This new budget is hence aimed at lending, supporting and thus lifting up impoverished groups and communities, including from the minority groups, out of their dual poverty-debt traps and other such vicious circles. This way, thereby, giving new life and hope and dreams to not just residents but overseas Pakistanis.
The main and highly advantageous key priority is to formalize the economy that has so far remained the biggest hurdle. It’s hard to track and document business activity so we never know what our actual capacity is or what has been our GDP.
I would highlight two key facts and findings which seem to have been key consideration for the incumbent government.
Trickle Down Effect — Pakistan cannot wait
Free markets can work well and trickle down effect follows which can help achieve full scale employment and thus drive growth through job creation
But as stated by Shaukat Tareen, we – a country like Pakistan – need unabated economic growth for straight twenty years for trickle down effect to actualize. Not without some kind, or form of state intervention – direct through cash or indirect through food, clothing, shelter, housing, as being done by PTI government – note that recently World Bank also acknowledged the Pakistani government’s Ehsaas Programme as being among top of the world.
It is regrettable what had got deeply entrenched in Pakistan’s policy circles and business community during Ayub’s era – making of rich folks (remember 22 families) far more richer and believing that with time that money would eventually trickle down. Recall the Washington Consensus which later on down the years also endorsed this narrative of free market capitalism.
The pro-poor initiatives and social safety nets include the Ehsaas Programme’s “expansion” (Rs260bn). Further, no more taxes for salaried classes and 10 percent increase in salaries and pensions of government employees (which in a way sets the increment level in private sector). What it entails is that due to cut in taxes, or/and ‘increasing’ incomes – people will have more disposable incomes to spend – especially the poor/middle class – so such social spending schemes will greatly benefit the poor. Those impoverished could come out of poverty.
What is left after spending would be saved (or invested). So there could be two impacts: 1.Demand-push inflation caused by increased buying in the short term. And, 2. Increase in savings for both govt and private employees who have their wages increased.
Interestingly, the income could be brought under taxation if the govt adopts a carefully crafted strategy. Yes, the govt could still ‘receive’ tax money from disposable incomes through sale receipt system. One way to increase taxes as suggested by Tareen is a prize scheme to increase tax base. Thus, prizes amounting to Rs250 million will be distributed among receipt holders every month; a move that would help in documentation of the economy and add about 312,000 potential taxpayers. The government expects to collect Rs100 to Rs150 bn additional revenue through the PoS system (as Points of Sale will be increased from 10,000 to 60,000).
Revenues and tax widening go together

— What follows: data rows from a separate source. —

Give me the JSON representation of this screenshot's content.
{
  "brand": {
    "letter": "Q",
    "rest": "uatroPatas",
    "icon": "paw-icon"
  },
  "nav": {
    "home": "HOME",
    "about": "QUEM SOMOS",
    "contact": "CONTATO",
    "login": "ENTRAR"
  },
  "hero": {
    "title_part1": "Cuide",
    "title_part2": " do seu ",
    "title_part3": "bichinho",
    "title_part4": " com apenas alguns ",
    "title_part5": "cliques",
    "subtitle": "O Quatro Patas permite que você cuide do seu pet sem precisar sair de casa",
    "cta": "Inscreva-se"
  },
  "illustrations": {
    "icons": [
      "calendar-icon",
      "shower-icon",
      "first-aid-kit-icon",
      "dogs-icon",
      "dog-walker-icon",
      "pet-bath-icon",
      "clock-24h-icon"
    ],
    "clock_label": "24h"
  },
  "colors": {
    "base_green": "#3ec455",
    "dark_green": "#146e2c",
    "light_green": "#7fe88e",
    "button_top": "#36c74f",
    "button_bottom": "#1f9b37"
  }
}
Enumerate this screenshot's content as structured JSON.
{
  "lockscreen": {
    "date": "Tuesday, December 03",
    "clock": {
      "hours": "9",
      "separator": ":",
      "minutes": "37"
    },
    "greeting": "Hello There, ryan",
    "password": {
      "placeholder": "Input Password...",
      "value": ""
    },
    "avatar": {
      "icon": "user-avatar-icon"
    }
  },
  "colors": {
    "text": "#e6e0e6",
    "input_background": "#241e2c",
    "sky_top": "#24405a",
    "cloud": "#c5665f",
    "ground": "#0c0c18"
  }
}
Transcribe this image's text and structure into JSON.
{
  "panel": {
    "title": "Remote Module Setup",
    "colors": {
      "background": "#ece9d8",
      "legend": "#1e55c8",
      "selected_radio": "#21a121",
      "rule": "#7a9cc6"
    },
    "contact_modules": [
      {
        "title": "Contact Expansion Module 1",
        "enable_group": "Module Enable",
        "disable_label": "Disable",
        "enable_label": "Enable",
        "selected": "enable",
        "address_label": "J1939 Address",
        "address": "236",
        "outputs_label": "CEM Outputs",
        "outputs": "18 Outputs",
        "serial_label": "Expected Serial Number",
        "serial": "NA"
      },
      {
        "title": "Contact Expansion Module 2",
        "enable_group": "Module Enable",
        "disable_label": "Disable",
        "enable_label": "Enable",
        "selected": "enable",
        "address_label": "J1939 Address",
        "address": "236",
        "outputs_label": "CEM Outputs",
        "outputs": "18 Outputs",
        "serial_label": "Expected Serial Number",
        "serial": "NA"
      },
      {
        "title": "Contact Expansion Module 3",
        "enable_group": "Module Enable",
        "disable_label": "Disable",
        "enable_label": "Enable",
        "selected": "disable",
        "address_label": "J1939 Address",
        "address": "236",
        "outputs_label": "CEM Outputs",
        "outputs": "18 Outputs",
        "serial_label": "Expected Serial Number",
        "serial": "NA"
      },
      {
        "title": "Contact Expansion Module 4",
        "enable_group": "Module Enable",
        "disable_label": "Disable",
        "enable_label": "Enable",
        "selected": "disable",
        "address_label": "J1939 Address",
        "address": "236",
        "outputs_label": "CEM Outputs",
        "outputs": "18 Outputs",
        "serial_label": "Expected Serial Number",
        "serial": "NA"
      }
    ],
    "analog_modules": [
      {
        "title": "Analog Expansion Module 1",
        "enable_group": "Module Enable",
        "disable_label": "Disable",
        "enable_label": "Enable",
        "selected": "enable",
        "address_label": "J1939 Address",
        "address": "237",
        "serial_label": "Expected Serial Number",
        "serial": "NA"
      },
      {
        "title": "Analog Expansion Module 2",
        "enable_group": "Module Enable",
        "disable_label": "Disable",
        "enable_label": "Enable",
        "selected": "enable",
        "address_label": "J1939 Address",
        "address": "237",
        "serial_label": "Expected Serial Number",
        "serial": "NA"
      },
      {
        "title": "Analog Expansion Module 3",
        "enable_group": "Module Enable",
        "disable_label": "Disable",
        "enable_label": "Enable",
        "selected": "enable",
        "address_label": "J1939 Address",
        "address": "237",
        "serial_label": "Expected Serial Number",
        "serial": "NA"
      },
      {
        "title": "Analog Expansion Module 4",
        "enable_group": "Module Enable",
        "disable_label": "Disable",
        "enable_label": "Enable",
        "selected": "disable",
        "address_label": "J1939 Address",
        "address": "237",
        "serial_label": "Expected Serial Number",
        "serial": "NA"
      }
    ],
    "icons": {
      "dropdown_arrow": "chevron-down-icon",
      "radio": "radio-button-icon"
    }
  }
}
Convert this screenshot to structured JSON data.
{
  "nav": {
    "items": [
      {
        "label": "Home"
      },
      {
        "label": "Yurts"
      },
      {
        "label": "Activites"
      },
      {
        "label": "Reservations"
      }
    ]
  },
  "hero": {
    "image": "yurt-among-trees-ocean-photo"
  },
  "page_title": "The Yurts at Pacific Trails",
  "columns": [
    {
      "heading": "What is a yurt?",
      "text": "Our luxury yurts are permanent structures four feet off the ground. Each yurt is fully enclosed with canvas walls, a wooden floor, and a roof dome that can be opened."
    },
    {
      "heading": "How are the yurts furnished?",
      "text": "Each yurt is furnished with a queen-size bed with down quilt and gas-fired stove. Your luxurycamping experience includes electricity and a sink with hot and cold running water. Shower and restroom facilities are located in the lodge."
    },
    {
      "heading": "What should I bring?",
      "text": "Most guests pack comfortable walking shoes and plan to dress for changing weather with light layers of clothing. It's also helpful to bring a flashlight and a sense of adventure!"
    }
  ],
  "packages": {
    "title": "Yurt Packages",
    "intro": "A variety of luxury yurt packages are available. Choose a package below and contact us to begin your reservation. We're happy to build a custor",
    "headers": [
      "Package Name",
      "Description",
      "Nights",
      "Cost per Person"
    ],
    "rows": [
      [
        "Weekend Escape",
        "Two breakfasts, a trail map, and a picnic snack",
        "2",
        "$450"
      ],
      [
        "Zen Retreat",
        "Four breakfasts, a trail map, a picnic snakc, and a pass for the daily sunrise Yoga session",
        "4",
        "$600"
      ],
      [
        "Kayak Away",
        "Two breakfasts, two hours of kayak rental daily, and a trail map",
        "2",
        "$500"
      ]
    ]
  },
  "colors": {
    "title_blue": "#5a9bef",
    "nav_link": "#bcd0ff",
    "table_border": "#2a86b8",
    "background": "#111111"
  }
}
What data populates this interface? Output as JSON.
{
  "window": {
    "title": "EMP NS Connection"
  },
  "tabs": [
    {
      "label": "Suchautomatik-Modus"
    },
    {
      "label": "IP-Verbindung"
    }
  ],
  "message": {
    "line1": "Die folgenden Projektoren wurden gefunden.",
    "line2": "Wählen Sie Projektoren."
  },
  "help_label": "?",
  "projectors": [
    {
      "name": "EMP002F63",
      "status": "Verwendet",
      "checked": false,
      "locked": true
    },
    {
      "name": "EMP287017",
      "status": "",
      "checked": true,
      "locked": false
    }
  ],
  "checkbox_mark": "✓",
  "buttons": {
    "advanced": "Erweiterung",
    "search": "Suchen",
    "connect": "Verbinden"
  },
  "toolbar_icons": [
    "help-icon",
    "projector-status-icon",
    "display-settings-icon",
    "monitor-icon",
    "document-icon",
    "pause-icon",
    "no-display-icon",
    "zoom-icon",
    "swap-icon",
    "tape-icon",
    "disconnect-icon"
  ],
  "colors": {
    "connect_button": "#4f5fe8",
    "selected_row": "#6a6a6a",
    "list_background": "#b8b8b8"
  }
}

Tax collection target set at Rs5,829bn is both highly challenging and aggressive; experts believe it can only be achieved through a widening of the tax base. The question that has divided the economic experts though is: can the government mobilize revenues without new taxes, while proposing to reduce the exports’ tax regime, increasing/giving new exemptions esp. to SEZs. So from power sector to agriculture, there’s something for all; tax cuts; subsidies, exemptions.
And how would the govt keep inflation under control when it intends to spend too much to achieve the targeted economic growth? In other words, the fiscal and trade deficits will increase further unless the tax and non-tax revenue targets are met and the exports are increased to $30 bn, according to Razzak Dawood. For sustainable economic growth, exports should make up to 20 pc of GDP, according to Tareen.